Lost Egyptian temple unearthed 2,200 years after it was built for King Ptolemy IV


Sarcophagi inside a recetly discovered burial shaft at the Giza pyramid plateau in Cairo.

This is an archived article and the information in the article may be outdated. Please look at the time stamp on the story to see when it was last updated.

KOM SHAKAU, Egypt — Archaeologists in Egypt have discovered a long-lost 2,200-year-old temple thought to belong to Pharaoh Ptolemy IV.

The ancient tomb structure was accidentally found by construction workers during drilling on a sewage drain in the village of Kom Shakau in the Tama township in northern Sohag, according to a Facebook post on Sept. 29 by Egypt’s Ministry of Antiquities.

Drilling work was suspended after the discovery.

Archaeologists quickly found stone inscriptions with fragments of text featuring the name of Ptolemy IV, the fourth pharaoh of Egypt’s Ptolemaic dynasty.
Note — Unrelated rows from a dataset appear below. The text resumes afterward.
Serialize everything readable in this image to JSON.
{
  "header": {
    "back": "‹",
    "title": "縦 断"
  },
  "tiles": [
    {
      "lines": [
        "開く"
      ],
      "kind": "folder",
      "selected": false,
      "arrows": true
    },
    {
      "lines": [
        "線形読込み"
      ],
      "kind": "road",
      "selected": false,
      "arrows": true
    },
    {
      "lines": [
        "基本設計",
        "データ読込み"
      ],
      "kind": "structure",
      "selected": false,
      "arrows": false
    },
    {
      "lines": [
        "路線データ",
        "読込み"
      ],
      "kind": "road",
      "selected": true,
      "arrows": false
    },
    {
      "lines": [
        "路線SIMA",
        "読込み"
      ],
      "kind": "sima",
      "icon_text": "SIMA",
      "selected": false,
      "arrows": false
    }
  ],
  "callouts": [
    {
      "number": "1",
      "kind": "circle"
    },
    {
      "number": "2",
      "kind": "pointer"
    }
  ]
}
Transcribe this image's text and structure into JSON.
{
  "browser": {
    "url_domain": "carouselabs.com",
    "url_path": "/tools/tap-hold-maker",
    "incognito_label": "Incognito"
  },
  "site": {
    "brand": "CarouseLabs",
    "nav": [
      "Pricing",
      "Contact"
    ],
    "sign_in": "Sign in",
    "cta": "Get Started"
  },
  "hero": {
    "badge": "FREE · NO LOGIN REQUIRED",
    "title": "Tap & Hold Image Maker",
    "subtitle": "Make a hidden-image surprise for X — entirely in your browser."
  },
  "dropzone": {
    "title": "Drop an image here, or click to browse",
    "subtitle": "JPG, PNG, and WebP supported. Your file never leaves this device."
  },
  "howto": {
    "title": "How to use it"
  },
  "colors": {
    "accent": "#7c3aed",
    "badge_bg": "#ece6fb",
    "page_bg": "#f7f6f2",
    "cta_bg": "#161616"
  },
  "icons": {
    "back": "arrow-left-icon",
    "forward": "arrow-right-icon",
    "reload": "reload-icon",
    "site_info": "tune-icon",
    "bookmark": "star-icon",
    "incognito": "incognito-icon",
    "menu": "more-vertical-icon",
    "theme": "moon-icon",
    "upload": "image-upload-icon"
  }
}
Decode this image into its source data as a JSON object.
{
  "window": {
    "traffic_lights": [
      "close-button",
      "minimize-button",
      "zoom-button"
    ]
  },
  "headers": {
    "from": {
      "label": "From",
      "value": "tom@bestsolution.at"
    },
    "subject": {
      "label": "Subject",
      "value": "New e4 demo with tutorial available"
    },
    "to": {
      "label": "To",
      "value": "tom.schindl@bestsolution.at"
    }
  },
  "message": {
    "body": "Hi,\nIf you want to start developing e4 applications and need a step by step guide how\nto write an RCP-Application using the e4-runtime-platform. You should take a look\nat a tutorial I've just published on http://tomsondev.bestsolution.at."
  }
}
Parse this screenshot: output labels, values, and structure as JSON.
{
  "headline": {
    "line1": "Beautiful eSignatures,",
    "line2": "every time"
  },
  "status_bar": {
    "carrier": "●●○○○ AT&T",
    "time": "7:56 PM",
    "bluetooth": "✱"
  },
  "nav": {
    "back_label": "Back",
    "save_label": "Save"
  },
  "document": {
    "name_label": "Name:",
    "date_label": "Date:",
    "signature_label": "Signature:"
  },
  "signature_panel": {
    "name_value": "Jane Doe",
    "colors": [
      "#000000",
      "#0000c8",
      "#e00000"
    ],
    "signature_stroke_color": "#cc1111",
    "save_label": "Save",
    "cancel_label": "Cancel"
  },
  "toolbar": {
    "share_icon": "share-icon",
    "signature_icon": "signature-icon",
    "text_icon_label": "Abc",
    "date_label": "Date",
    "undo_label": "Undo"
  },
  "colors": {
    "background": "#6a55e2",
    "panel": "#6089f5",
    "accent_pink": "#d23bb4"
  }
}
The team has so far uncovered a north-south wall, an east-west wall and the southwestern corner of the limestone structure, which is engraved with carvings of Hapi, the Egyptian god of the annual flooding of the Nile, carrying offerings while surrounded by birds and flowers.

Experts are working to save what remains of the temple, which sits on the Nile’s western bank.

Ptolemy IV is believed to have ruled Egypt from about 221 B.C. to 204 B.C. His rule was not a successful one and he was more interested in frolicking and pursuing artistic endeavors than kingship.

Ancient texts indicate the pharaoh is said to have built the largest human-powered ship ever made.

Called the tessarakonteres (“Forty”), the galley had 40 banks of oars, operated by 4,000 oarsmen.

The ancient temple’s discovery is the latest in a series of archaeological discoveries in 2019. Egypt is hoping to increase interest in tourism after the country’s uprising in 2011.

August 2018 saw the United Nations’ Tourism Highlights Report feature Egypt as the fastest-growing tourist destination in 2017, with a 55.1% growth in international arrivals.

Important findings include eight mummies from the Ptolemaic Dynasty (323-30 B.C.) encased in brightly painted coffins at the Dahshur necropolis near Giza, a stone sphinx at Kom Ombo, a riverside temple near Aswan dedicated to the crocodile god Sobek and the discovery of a 4,400-year-old tomb at the Saqqara archaeological site.

These ancient treasures accompany Egypt’s current museum construction boom, with new collections scheduled to open soon in the towns of Sharm el-Sheikh and Hurghada.

The long-awaited Grand Egyptian Museum is also nearing completion. The world’s largest museum dedicated to a single civilization is preparing for a grand opening in mid-2020.

Trademark and Copyright 2020 Cable News Network, Inc., a Time Warner Company. All rights reserved.

Most Read

Top Stories

More Home Page Top Stories